Tonight, I begin my 9th year of teaching Internet Public Relations at Tulane University. I had hoped to have the new edition of my book, Complete Guide to Internet Publicity, in print by now. Alas, publishing moves slowly. Some of that slowness, however, improves the result.
If it were not for writing this book every five years, I would not be forced to consolidate all the notes I accumulate from teaching my class. When I put all this stuff together, some startling insights emerge.
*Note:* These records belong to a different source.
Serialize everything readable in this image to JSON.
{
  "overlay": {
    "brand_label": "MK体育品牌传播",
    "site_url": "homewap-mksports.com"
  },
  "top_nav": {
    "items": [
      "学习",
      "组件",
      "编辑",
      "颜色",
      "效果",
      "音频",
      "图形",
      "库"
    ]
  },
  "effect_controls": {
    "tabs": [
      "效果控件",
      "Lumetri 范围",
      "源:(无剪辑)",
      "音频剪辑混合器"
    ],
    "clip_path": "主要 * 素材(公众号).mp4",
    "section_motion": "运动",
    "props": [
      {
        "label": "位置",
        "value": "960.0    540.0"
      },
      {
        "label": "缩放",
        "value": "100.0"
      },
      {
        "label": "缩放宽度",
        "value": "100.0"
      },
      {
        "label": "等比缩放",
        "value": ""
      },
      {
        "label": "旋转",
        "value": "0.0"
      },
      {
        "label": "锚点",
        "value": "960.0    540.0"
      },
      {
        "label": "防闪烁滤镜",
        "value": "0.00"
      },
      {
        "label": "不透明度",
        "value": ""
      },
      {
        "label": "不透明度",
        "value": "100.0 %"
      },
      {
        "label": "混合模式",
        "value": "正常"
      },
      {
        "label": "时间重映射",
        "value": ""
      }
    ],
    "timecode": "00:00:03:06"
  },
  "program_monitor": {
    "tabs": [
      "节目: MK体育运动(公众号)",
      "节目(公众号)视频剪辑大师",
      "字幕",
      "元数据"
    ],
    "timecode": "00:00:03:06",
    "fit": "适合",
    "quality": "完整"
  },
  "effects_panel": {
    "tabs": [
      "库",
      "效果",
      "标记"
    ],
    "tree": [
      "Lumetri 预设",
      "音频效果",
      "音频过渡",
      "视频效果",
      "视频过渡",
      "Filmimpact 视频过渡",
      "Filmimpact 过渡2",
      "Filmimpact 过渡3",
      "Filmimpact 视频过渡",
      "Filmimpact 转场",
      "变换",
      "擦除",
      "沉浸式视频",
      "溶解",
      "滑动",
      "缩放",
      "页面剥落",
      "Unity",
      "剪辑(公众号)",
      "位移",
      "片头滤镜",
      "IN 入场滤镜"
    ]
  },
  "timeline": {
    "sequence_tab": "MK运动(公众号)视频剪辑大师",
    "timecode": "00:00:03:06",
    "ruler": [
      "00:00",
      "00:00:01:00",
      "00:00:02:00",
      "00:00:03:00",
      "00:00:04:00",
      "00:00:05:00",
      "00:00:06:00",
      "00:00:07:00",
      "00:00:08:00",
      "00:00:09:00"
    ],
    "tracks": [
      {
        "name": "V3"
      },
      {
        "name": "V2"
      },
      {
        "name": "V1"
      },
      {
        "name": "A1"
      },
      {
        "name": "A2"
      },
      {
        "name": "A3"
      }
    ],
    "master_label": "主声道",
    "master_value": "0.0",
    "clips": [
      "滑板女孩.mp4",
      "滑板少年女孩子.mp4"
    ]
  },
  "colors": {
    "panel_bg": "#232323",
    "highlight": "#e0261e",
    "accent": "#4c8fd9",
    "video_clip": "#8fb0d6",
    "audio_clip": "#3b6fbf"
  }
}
Case in point is today’s featured excerpt, the first chapter of the new book, Web 3.0: The Rise of Online Video and the Death of Privacy.
As the U.S. Supreme Court tries to decide whether California Supreme Court hearings may be broadcast online, and as Tulane University tries to decide what to do about students uploading cell phone videos taken in classrooms, and as China tries to decide whether to allow her citizens to access YouTube, these issues are more relevant than ever.
It is my opinion, reflected in the attached excerpt from the book, that the cat is already out of the bag. Before this new decade fades into the next, every classroom, courtroom, hospital and park will have cameras broadcasting live online, and archiving all they see. And that’s going to change the way you want to conduct your business and your personal affairs.
I will be releasing more excerpts and chapters of the manuscript throughout the spring. The bound book will be available in the fall and will be even better than what you read here because there’s still time to benefit from your comments.
Chief Operating Officer, SixEstate Communications
Executive Director, Patron Saint Productions, Inc.
Adjunct Professor, Internet Public Relations, Tulane University
Screen shot from of http://Kyte.TV/IPR